'Where the children’s story is simply the right form for what the author has to say, then of course readers who want to hear that, will read the story or re-read it, at any age… I am almost inclined to set it up as a canon that a children’s story which is enjoyed only by children is a bad children’s story. The good ones last.What do I mean by that?' CS Lewis
Literary fantasy or 'speculative' narrative fiction appeals to readers aged 8 to 80, and hits the erogenous zones of our imaginations. Think of the all-time best sellers - The Hobbit by Tolkien, The Chronicles of Narnia by C.S. Lewis, Peter Pan by J.M. Barrie, J.K Rowling's Harry Potter books.
Yes, there are conventions, some call them ‘rules’, to this bold genre which delves into our subconscious and dabbles in magic. But I am going to show you how once you tick all the boxes, you can create a Neverland that is quite unique to you. In fact you won't be able to help it.
Plotting a novel is a major blind spot and the bogeyman for many writers, which is why The Ninety Day Novel ® course ensures you focus on creating material so that you’re not sidetracked by spreadsheets or overwhelmed with the scale of the project.
But this genre needs extra up front military-style planning.
This course will lead you through what you need to do before you start writing, making sure you've packed for the journey
There are books on how stories work from Joseph Campbell to Christopher Vogler, and more recently John Yorke's book ‘Into The Woods’ which looks at why we write stories, and why we need them. This latter is a very good grounding, well written and looks at stories on page and on screen, but it allows only one small final chapter to why and covers a few options in a cursory fashion with short summary paragraphs. He doesn’t go far enough 'into the woods', to my mind.
But John Yorke was right to think about why we need stories. If we understand why we write them, and why we need to read them then we can begin to take the machine apart and re-assemble it with the joy of a kid putting a train set together.

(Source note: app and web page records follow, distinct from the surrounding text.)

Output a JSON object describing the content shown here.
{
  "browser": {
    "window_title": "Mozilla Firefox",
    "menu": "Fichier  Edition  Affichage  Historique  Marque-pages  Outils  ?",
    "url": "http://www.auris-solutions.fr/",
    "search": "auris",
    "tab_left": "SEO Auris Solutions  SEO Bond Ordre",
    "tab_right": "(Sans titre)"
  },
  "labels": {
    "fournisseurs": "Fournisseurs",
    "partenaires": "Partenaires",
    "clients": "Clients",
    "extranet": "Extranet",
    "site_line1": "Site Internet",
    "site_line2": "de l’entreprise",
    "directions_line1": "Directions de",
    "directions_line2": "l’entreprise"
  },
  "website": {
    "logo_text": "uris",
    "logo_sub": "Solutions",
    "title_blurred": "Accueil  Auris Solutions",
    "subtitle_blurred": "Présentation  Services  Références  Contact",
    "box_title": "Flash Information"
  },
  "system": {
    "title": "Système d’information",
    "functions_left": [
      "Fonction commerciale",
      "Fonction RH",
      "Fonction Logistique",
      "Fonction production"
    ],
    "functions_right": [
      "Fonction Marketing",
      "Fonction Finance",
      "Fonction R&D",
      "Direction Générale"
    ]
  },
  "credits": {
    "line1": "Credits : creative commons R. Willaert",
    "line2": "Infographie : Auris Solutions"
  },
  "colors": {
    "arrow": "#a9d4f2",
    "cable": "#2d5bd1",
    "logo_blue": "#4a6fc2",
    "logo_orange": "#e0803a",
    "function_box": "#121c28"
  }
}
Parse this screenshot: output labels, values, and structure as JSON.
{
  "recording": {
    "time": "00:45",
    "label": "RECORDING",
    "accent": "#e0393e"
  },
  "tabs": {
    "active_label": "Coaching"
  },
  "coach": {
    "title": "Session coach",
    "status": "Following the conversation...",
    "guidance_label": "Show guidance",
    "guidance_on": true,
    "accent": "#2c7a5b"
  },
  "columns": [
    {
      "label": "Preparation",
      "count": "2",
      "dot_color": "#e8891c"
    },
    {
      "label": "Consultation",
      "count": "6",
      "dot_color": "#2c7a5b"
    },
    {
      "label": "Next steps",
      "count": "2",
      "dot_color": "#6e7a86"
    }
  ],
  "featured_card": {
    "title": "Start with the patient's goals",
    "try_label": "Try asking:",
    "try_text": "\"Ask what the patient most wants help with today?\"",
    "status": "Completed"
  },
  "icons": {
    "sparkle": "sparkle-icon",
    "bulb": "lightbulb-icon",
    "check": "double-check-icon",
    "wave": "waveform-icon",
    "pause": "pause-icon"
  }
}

I’m here to put a firework up the backside of everything we think we know about why we need stories, why we need them very badly indeed, and why we write them.
The major difference for writing in this genre is the source material is you. You're going to delve into your deepest desires - and fears.
You see this time, you’re writing this book for yourself.
Once you get down to that deepest level, everything will fall into place, and we will start a fire which will illuminate the shadows of a long-lost childhood landscape so that you can see again. With wonderment.